    This isn’t even about atheism per se. You can believe in God and not necessarily assume that humans are vested with an immortal soul. So I doubt very much that this is a major issue with atheists. Seriously–whatever I might personally think–I would rather have a doctor who was fully committed to keeping my mortal coils tightly wound. I am not even sure nonbelievers make believers especially uncomfortable. I fully endorse PZ’s suggestion to leave the persecution complex for the religious.

  48. says

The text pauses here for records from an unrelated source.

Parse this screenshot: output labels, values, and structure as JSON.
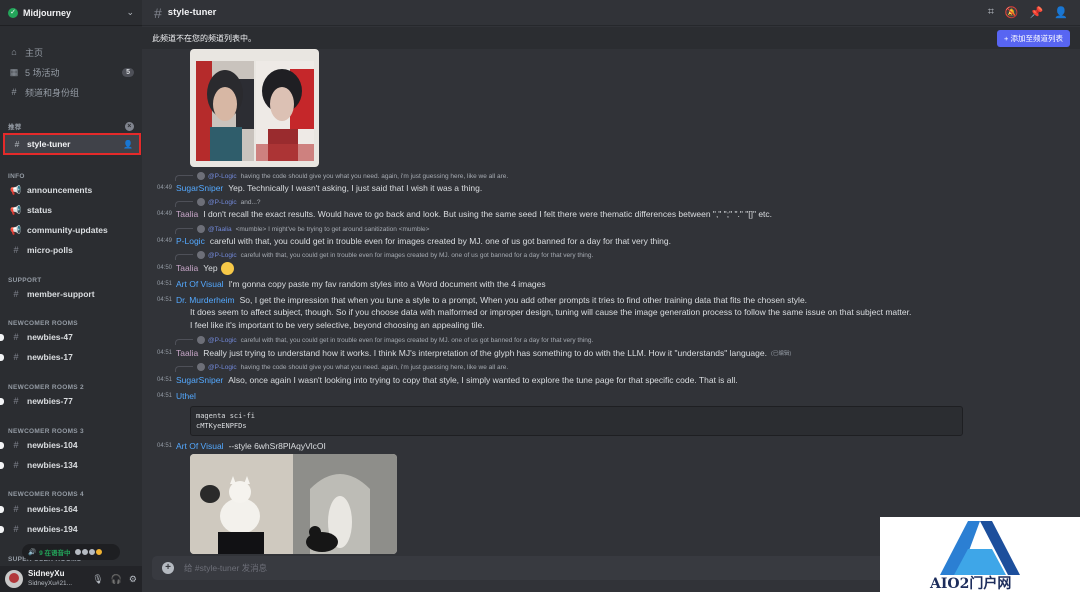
{
  "server": {
    "name": "Midjourney"
  },
  "nav": {
    "home": "主页",
    "events": "5 场活动",
    "events_count": "5",
    "channels_roles": "频道和身份组"
  },
  "recommended": {
    "header": "推荐",
    "channel": "style-tuner"
  },
  "categories": [
    {
      "name": "INFO",
      "channels": [
        "announcements",
        "status",
        "community-updates",
        "micro-polls"
      ]
    },
    {
      "name": "SUPPORT",
      "channels": [
        "member-support"
      ]
    },
    {
      "name": "NEWCOMER ROOMS",
      "channels": [
        "newbies-47",
        "newbies-17"
      ]
    },
    {
      "name": "NEWCOMER ROOMS 2",
      "channels": [
        "newbies-77"
      ]
    },
    {
      "name": "NEWCOMER ROOMS 3",
      "channels": [
        "newbies-104",
        "newbies-134"
      ]
    },
    {
      "name": "NEWCOMER ROOMS 4",
      "channels": [
        "newbies-164",
        "newbies-194"
      ]
    },
    {
      "name": "SUPER USER ROOMS",
      "channels": []
    }
  ],
  "voice": {
    "status": "9 在语音中"
  },
  "user": {
    "name": "SidneyXu",
    "tag": "SidneyXu#21..."
  },
  "channel": {
    "name": "style-tuner"
  },
  "notice": {
    "text": "此频道不在您的频道列表中。",
    "button": "+ 添加至频道列表"
  },
  "messages": [
    {
      "reply_author": "@P-Logic",
      "reply_text": "having the code should give you what you need. again, i'm just guessing here, like we all are.",
      "time": "04:49",
      "author": "SugarSniper",
      "text": "Yep. Technically I wasn't asking, I just said that I wish it was a thing."
    },
    {
      "reply_author": "@P-Logic",
      "reply_text": "and...?",
      "time": "04:49",
      "author": "Taalia",
      "text": "I don't recall the exact results. Would have to go back and look. But using the same seed I felt there were thematic differences between \",\" \";\" \".\" \"[]\" etc."
    },
    {
      "reply_author": "@Taalia",
      "reply_text": "<mumble> I might've be trying to get around sanitization <mumble>",
      "time": "04:49",
      "author": "P-Logic",
      "text": "careful with that, you could get in trouble even for images created by MJ. one of us got banned for a day for that very thing."
    },
    {
      "reply_author": "@P-Logic",
      "reply_text": "careful with that, you could get in trouble even for images created by MJ. one of us got banned for a day for that very thing.",
      "time": "04:50",
      "author": "Taalia",
      "text": "Yep"
    },
    {
      "time": "04:51",
      "author": "Art Of Visual",
      "text": "I'm gonna copy paste my fav random styles into a Word document with the 4 images"
    },
    {
      "time": "04:51",
      "author": "Dr. Murderheim",
      "text": "So, I get the impression that when you tune a style to a prompt, When you add other prompts it tries to find other training data that fits the chosen style.",
      "lines": [
        "It does seem to affect subject, though. So if you choose data with malformed or improper design, tuning will cause the image generation process to follow the same issue on that subject matter.",
        "I feel like it's important to be very selective, beyond choosing an appealing tile."
      ]
    },
    {
      "reply_author": "@P-Logic",
      "reply_text": "careful with that, you could get in trouble even for images created by MJ. one of us got banned for a day for that very thing.",
      "time": "04:51",
      "author": "Taalia",
      "text": "Really just trying to understand how it works. I think MJ's interpretation of the glyph has something to do with the LLM. How it \"understands\" language.",
      "edited": "(已编辑)"
    },
    {
      "reply_author": "@P-Logic",
      "reply_text": "having the code should give you what you need. again, i'm just guessing here, like we all are.",
      "time": "04:51",
      "author": "SugarSniper",
      "text": "Also, once again I wasn't looking into trying to copy that style, I simply wanted to explore the tune page for that specific code. That is all."
    },
    {
      "time": "04:51",
      "author": "Uthel",
      "code": [
        "magenta sci-fi",
        "cMTKyeENPFDs"
      ]
    },
    {
      "time": "04:51",
      "author": "Art Of Visual",
      "text": "--style 6whSr8PlAqyVlcOI"
    }
  ],
  "composer": {
    "placeholder": "给 #style-tuner 发消息"
  },
  "watermark": {
    "text": "AIO2门户网"
  }
}
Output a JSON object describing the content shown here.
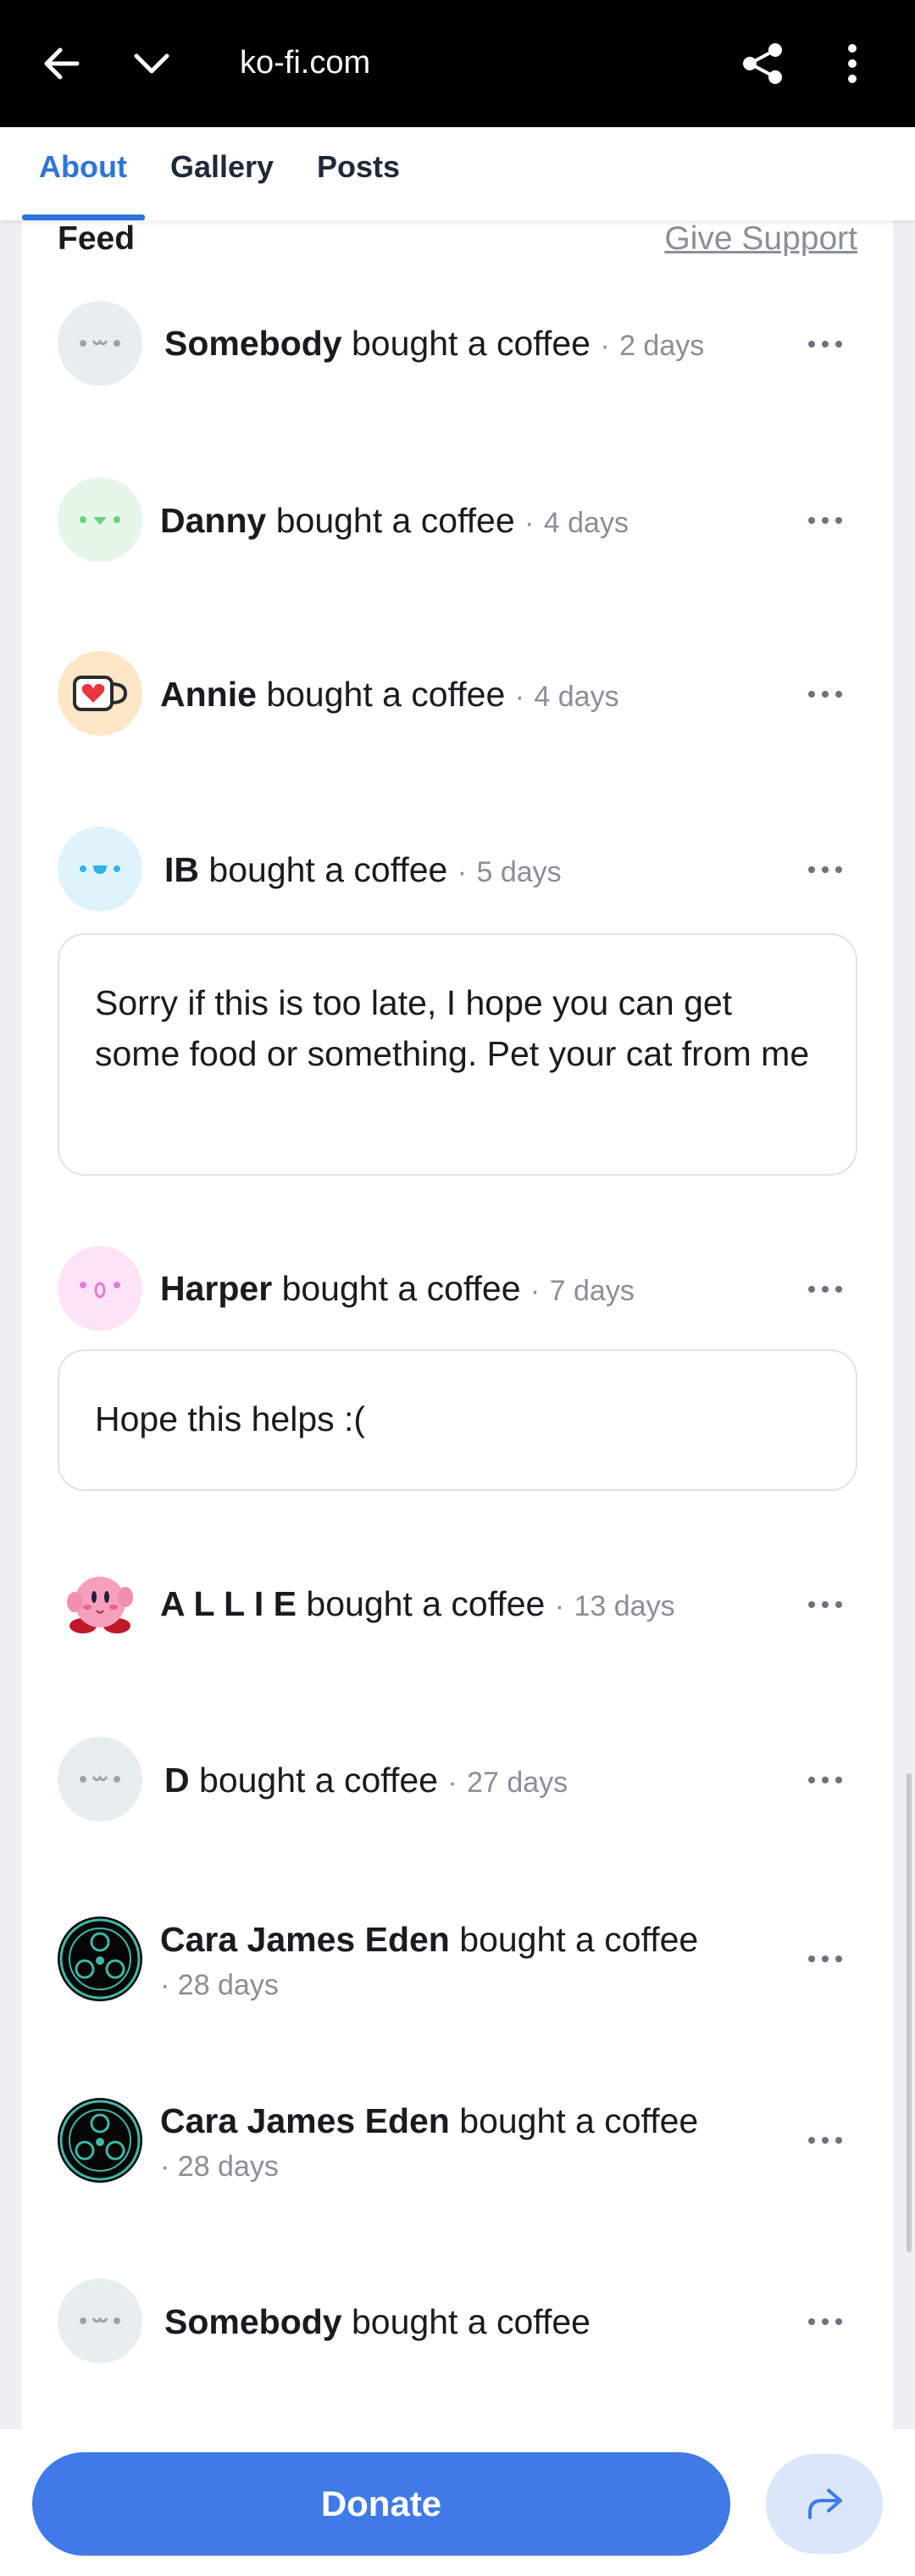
{
  "browser": {
    "url": "ko-fi.com"
  },
  "tabs": [
    {
      "label": "About",
      "active": true
    },
    {
      "label": "Gallery",
      "active": false
    },
    {
      "label": "Posts",
      "active": false
    }
  ],
  "feed": {
    "title": "Feed",
    "give_support": "Give Support",
    "entries": [
      {
        "name": "Somebody",
        "action": "bought a coffee",
        "time": "2 days",
        "avatar": "grey-face-icon"
      },
      {
        "name": "Danny",
        "action": "bought a coffee",
        "time": "4 days",
        "avatar": "green-face-icon"
      },
      {
        "name": "Annie",
        "action": "bought a coffee",
        "time": "4 days",
        "avatar": "heart-cup-icon"
      },
      {
        "name": "IB",
        "action": "bought a coffee",
        "time": "5 days",
        "avatar": "blue-face-icon",
        "message": "Sorry if this is too late, I hope you can get some food or something. Pet your cat from me"
      },
      {
        "name": "Harper",
        "action": "bought a coffee",
        "time": "7 days",
        "avatar": "pink-face-icon",
        "message": "Hope this helps :("
      },
      {
        "name": "A L L I E",
        "action": "bought a coffee",
        "time": "13 days",
        "avatar": "kirby-avatar"
      },
      {
        "name": "D",
        "action": "bought a coffee",
        "time": "27 days",
        "avatar": "grey-face-icon"
      },
      {
        "name": "Cara James Eden",
        "action": "bought a coffee",
        "time": "28 days",
        "avatar": "teal-emblem-avatar"
      },
      {
        "name": "Cara James Eden",
        "action": "bought a coffee",
        "time": "28 days",
        "avatar": "teal-emblem-avatar"
      },
      {
        "name": "Somebody",
        "action": "bought a coffee",
        "avatar": "grey-face-icon"
      }
    ]
  },
  "footer": {
    "donate_label": "Donate"
  },
  "colors": {
    "accent": "#3f7ae6",
    "tab_active": "#2f74d8",
    "muted": "#8a8f98",
    "topbar": "#000000"
  }
}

    I do not believe that the data from atheist students should have been used as part of the cohort. If the question being explored is as presented, it doesn’t make sense to include the atheist subset as if it were part of that group so I think that claiming that you are throwing away 18% of the sample is silly. Those 18% of students are simply not a part of the sample.

    However, I also think that that data should not simply have been discarded. On the contrary, that data needed to be included in the analysis to serve as an important internal control.

  49. Die Anyway says

    I think that the underlying question is: Why is there so much animosity? As several above have noted, the mere existence of atheists in no way effects Christians. We don’t stop them from going to church, we don’t stop them from praying (in private at least), we don’t stop them from entering the pearly gates when they die. I can understand why they disagree with us or that they worry that we might be right but the level of anger and revulsion seems to be way out of proportion.
    I am reminded of the mid to late ’60s when guys with long hair would be beaten. I could understand if the thought process went something like; “Damn. That guy over there sure looks silly, or stupid, or something, with all that hair. I don’t think I’ll associate with him.” But instead the process seems to have gone more like; “Damn. That guy over there sure looks silly, or stupid, or something, with all that hair. I think I’ll grab a couple of my buddies and go beat him up.” An animosity far beyond any effect that someone else’s hair could possibly have on them.
    There is, apparently, a group of people for whom violence or overt discrimination is the answer to almost every uncomfortable situation. That’s the issue that needs to be solved, whether it be hair, skin color, religion, lack of religion, gender, etc.